Start of DATA SECTION
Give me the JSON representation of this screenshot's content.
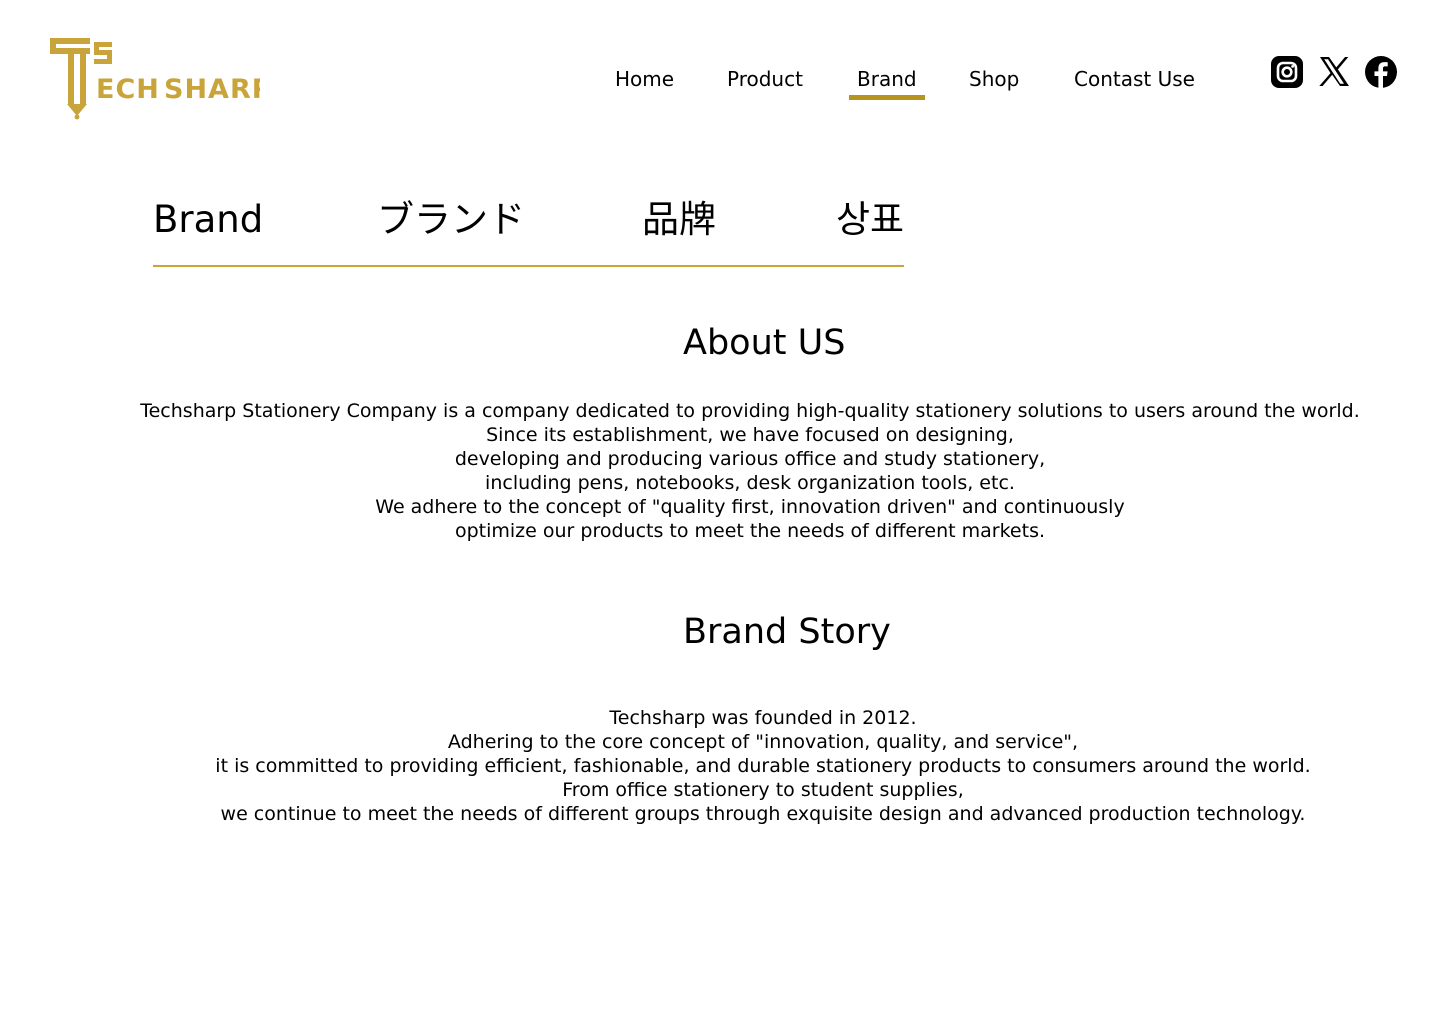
{
  "brand": {
    "logo_letters": "TS",
    "logo_text": "ECH SHARP",
    "color": "#C9A43A"
  },
  "nav": {
    "items": [
      {
        "label": "Home"
      },
      {
        "label": "Product"
      },
      {
        "label": "Brand"
      },
      {
        "label": "Shop"
      },
      {
        "label": "Contast Use"
      }
    ],
    "active": "Brand",
    "active_color": "#B8941F"
  },
  "social": [
    {
      "icon": "instagram-icon"
    },
    {
      "icon": "x-icon"
    },
    {
      "icon": "facebook-icon"
    }
  ],
  "language_tabs": [
    "Brand",
    "ブランド",
    "品牌",
    "상표"
  ],
  "about": {
    "title": "About US",
    "lines": [
      "Techsharp Stationery Company is a company dedicated to providing high-quality stationery solutions to users around the world.",
      "Since its establishment, we have focused on designing,",
      "developing and producing various office and study stationery,",
      "including pens, notebooks, desk organization tools, etc.",
      "We adhere to the concept of \"quality first, innovation driven\" and continuously",
      "optimize our products to meet the needs of different markets."
    ]
  },
  "story": {
    "title": "Brand Story",
    "lines": [
      "Techsharp was founded in 2012.",
      "Adhering to the core concept of \"innovation, quality, and service\",",
      "it is committed to providing efficient, fashionable, and durable stationery products to consumers around the world.",
      "From office stationery to student supplies,",
      "we continue to meet the needs of different groups through exquisite design and advanced production technology."
    ]
  }
}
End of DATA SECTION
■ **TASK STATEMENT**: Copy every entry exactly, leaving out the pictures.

■ **ANSWER BELOW**:
Give me the JSON representation of this screenshot's content.
{
  "brand": {
    "logo_letters": "TS",
    "logo_text": "ECH SHARP",
    "color": "#C9A43A"
  },
  "nav": {
    "items": [
      {
        "label": "Home"
      },
      {
        "label": "Product"
      },
      {
        "label": "Brand"
      },
      {
        "label": "Shop"
      },
      {
        "label": "Contast Use"
      }
    ],
    "active": "Brand",
    "active_color": "#B8941F"
  },
  "social": [
    {
      "icon": "instagram-icon"
    },
    {
      "icon": "x-icon"
    },
    {
      "icon": "facebook-icon"
    }
  ],
  "language_tabs": [
    "Brand",
    "ブランド",
    "品牌",
    "상표"
  ],
  "about": {
    "title": "About US",
    "lines": [
      "Techsharp Stationery Company is a company dedicated to providing high-quality stationery solutions to users around the world.",
      "Since its establishment, we have focused on designing,",
      "developing and producing various office and study stationery,",
      "including pens, notebooks, desk organization tools, etc.",
      "We adhere to the concept of \"quality first, innovation driven\" and continuously",
      "optimize our products to meet the needs of different markets."
    ]
  },
  "story": {
    "title": "Brand Story",
    "lines": [
      "Techsharp was founded in 2012.",
      "Adhering to the core concept of \"innovation, quality, and service\",",
      "it is committed to providing efficient, fashionable, and durable stationery products to consumers around the world.",
      "From office stationery to student supplies,",
      "we continue to meet the needs of different groups through exquisite design and advanced production technology."
    ]
  }
}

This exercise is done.